▸ Aim of the exercise: All of the data that follows should be retyped exactly as it appears.

Start of Supplied material

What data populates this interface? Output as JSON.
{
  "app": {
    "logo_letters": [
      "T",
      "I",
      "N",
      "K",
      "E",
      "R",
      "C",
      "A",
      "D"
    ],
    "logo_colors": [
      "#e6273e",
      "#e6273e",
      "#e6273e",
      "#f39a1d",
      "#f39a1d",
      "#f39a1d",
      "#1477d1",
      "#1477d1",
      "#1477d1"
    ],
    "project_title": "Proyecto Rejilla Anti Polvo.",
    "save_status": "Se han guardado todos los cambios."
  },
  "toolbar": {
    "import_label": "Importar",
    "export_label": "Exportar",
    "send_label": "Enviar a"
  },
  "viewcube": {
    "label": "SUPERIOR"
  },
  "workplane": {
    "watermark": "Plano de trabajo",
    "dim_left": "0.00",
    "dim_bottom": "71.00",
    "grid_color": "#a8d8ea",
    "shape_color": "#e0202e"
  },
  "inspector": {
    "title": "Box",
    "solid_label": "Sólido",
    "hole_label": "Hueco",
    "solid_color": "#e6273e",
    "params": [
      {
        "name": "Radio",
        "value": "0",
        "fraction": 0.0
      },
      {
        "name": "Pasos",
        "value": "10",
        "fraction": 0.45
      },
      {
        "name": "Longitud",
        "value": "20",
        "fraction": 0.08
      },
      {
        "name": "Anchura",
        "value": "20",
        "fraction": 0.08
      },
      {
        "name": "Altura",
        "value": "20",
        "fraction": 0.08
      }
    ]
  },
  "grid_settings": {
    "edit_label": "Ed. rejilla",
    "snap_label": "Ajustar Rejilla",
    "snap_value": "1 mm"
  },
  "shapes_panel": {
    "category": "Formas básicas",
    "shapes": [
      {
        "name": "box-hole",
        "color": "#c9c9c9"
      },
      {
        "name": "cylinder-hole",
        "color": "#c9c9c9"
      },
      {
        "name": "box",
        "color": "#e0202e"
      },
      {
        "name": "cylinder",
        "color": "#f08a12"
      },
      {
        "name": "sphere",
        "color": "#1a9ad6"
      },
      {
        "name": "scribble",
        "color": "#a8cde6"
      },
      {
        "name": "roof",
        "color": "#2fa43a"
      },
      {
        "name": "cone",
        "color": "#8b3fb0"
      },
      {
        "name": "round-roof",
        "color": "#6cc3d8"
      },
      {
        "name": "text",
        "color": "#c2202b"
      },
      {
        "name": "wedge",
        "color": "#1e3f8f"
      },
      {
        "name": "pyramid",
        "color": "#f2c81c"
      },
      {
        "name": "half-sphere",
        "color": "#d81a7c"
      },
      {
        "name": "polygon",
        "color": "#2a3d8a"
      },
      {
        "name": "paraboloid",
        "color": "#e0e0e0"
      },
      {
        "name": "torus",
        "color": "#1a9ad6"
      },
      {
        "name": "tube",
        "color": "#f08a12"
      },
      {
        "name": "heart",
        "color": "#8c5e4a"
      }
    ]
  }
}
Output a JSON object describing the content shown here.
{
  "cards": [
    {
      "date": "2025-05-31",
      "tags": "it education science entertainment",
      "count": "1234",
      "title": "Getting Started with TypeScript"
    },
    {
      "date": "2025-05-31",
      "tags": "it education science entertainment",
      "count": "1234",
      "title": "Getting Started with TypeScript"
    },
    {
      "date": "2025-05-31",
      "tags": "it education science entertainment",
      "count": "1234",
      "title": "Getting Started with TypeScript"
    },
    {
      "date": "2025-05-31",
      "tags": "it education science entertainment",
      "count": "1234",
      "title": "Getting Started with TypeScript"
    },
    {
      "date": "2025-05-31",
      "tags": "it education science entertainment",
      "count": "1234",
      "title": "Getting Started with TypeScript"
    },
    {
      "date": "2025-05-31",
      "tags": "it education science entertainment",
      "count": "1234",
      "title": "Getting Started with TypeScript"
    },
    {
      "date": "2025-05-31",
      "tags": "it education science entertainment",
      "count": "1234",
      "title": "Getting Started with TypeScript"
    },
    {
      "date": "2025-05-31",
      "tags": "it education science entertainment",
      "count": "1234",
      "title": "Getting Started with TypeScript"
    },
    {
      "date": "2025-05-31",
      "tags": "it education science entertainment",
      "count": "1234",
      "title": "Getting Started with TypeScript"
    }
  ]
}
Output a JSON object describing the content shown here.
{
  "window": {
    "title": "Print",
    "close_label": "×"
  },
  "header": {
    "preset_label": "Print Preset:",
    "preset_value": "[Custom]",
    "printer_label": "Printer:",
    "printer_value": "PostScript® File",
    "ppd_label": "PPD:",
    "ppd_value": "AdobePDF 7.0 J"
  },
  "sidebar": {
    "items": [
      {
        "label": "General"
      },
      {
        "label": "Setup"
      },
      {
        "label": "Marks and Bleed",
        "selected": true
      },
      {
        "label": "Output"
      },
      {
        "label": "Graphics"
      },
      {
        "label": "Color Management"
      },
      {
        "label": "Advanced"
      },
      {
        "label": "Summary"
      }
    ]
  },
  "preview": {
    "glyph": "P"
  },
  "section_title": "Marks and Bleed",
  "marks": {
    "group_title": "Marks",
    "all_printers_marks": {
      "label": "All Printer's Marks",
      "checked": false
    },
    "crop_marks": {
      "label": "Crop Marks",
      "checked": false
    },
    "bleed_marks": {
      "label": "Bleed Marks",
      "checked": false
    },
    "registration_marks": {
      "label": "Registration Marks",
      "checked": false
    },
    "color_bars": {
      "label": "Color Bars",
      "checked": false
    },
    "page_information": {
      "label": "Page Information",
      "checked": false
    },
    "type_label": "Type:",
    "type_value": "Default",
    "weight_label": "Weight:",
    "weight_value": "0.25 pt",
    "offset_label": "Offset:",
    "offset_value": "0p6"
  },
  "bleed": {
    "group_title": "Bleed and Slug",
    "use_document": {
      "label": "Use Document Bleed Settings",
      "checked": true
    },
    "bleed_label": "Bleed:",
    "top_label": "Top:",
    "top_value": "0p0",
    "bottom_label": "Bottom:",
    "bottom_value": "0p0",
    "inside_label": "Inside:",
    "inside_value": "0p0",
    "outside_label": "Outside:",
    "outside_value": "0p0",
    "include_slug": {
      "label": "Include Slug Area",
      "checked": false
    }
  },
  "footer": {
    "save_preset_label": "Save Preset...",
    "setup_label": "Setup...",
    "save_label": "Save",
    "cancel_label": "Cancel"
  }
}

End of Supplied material

▸ Solution for this problem:
What data populates this interface? Output as JSON.
{
  "app": {
    "logo_letters": [
      "T",
      "I",
      "N",
      "K",
      "E",
      "R",
      "C",
      "A",
      "D"
    ],
    "logo_colors": [
      "#e6273e",
      "#e6273e",
      "#e6273e",
      "#f39a1d",
      "#f39a1d",
      "#f39a1d",
      "#1477d1",
      "#1477d1",
      "#1477d1"
    ],
    "project_title": "Proyecto Rejilla Anti Polvo.",
    "save_status": "Se han guardado todos los cambios."
  },
  "toolbar": {
    "import_label": "Importar",
    "export_label": "Exportar",
    "send_label": "Enviar a"
  },
  "viewcube": {
    "label": "SUPERIOR"
  },
  "workplane": {
    "watermark": "Plano de trabajo",
    "dim_left": "0.00",
    "dim_bottom": "71.00",
    "grid_color": "#a8d8ea",
    "shape_color": "#e0202e"
  },
  "inspector": {
    "title": "Box",
    "solid_label": "Sólido",
    "hole_label": "Hueco",
    "solid_color": "#e6273e",
    "params": [
      {
        "name": "Radio",
        "value": "0",
        "fraction": 0.0
      },
      {
        "name": "Pasos",
        "value": "10",
        "fraction": 0.45
      },
      {
        "name": "Longitud",
        "value": "20",
        "fraction": 0.08
      },
      {
        "name": "Anchura",
        "value": "20",
        "fraction": 0.08
      },
      {
        "name": "Altura",
        "value": "20",
        "fraction": 0.08
      }
    ]
  },
  "grid_settings": {
    "edit_label": "Ed. rejilla",
    "snap_label": "Ajustar Rejilla",
    "snap_value": "1 mm"
  },
  "shapes_panel": {
    "category": "Formas básicas",
    "shapes": [
      {
        "name": "box-hole",
        "color": "#c9c9c9"
      },
      {
        "name": "cylinder-hole",
        "color": "#c9c9c9"
      },
      {
        "name": "box",
        "color": "#e0202e"
      },
      {
        "name": "cylinder",
        "color": "#f08a12"
      },
      {
        "name": "sphere",
        "color": "#1a9ad6"
      },
      {
        "name": "scribble",
        "color": "#a8cde6"
      },
      {
        "name": "roof",
        "color": "#2fa43a"
      },
      {
        "name": "cone",
        "color": "#8b3fb0"
      },
      {
        "name": "round-roof",
        "color": "#6cc3d8"
      },
      {
        "name": "text",
        "color": "#c2202b"
      },
      {
        "name": "wedge",
        "color": "#1e3f8f"
      },
      {
        "name": "pyramid",
        "color": "#f2c81c"
      },
      {
        "name": "half-sphere",
        "color": "#d81a7c"
      },
      {
        "name": "polygon",
        "color": "#2a3d8a"
      },
      {
        "name": "paraboloid",
        "color": "#e0e0e0"
      },
      {
        "name": "torus",
        "color": "#1a9ad6"
      },
      {
        "name": "tube",
        "color": "#f08a12"
      },
      {
        "name": "heart",
        "color": "#8c5e4a"
      }
    ]
  }
}
Output a JSON object describing the content shown here.
{
  "cards": [
    {
      "date": "2025-05-31",
      "tags": "it education science entertainment",
      "count": "1234",
      "title": "Getting Started with TypeScript"
    },
    {
      "date": "2025-05-31",
      "tags": "it education science entertainment",
      "count": "1234",
      "title": "Getting Started with TypeScript"
    },
    {
      "date": "2025-05-31",
      "tags": "it education science entertainment",
      "count": "1234",
      "title": "Getting Started with TypeScript"
    },
    {
      "date": "2025-05-31",
      "tags": "it education science entertainment",
      "count": "1234",
      "title": "Getting Started with TypeScript"
    },
    {
      "date": "2025-05-31",
      "tags": "it education science entertainment",
      "count": "1234",
      "title": "Getting Started with TypeScript"
    },
    {
      "date": "2025-05-31",
      "tags": "it education science entertainment",
      "count": "1234",
      "title": "Getting Started with TypeScript"
    },
    {
      "date": "2025-05-31",
      "tags": "it education science entertainment",
      "count": "1234",
      "title": "Getting Started with TypeScript"
    },
    {
      "date": "2025-05-31",
      "tags": "it education science entertainment",
      "count": "1234",
      "title": "Getting Started with TypeScript"
    },
    {
      "date": "2025-05-31",
      "tags": "it education science entertainment",
      "count": "1234",
      "title": "Getting Started with TypeScript"
    }
  ]
}
Output a JSON object describing the content shown here.
{
  "window": {
    "title": "Print",
    "close_label": "×"
  },
  "header": {
    "preset_label": "Print Preset:",
    "preset_value": "[Custom]",
    "printer_label": "Printer:",
    "printer_value": "PostScript® File",
    "ppd_label": "PPD:",
    "ppd_value": "AdobePDF 7.0 J"
  },
  "sidebar": {
    "items": [
      {
        "label": "General"
      },
      {
        "label": "Setup"
      },
      {
        "label": "Marks and Bleed",
        "selected": true
      },
      {
        "label": "Output"
      },
      {
        "label": "Graphics"
      },
      {
        "label": "Color Management"
      },
      {
        "label": "Advanced"
      },
      {
        "label": "Summary"
      }
    ]
  },
  "preview": {
    "glyph": "P"
  },
  "section_title": "Marks and Bleed",
  "marks": {
    "group_title": "Marks",
    "all_printers_marks": {
      "label": "All Printer's Marks",
      "checked": false
    },
    "crop_marks": {
      "label": "Crop Marks",
      "checked": false
    },
    "bleed_marks": {
      "label": "Bleed Marks",
      "checked": false
    },
    "registration_marks": {
      "label": "Registration Marks",
      "checked": false
    },
    "color_bars": {
      "label": "Color Bars",
      "checked": false
    },
    "page_information": {
      "label": "Page Information",
      "checked": false
    },
    "type_label": "Type:",
    "type_value": "Default",
    "weight_label": "Weight:",
    "weight_value": "0.25 pt",
    "offset_label": "Offset:",
    "offset_value": "0p6"
  },
  "bleed": {
    "group_title": "Bleed and Slug",
    "use_document": {
      "label": "Use Document Bleed Settings",
      "checked": true
    },
    "bleed_label": "Bleed:",
    "top_label": "Top:",
    "top_value": "0p0",
    "bottom_label": "Bottom:",
    "bottom_value": "0p0",
    "inside_label": "Inside:",
    "inside_value": "0p0",
    "outside_label": "Outside:",
    "outside_value": "0p0",
    "include_slug": {
      "label": "Include Slug Area",
      "checked": false
    }
  },
  "footer": {
    "save_preset_label": "Save Preset...",
    "setup_label": "Setup...",
    "save_label": "Save",
    "cancel_label": "Cancel"
  }
}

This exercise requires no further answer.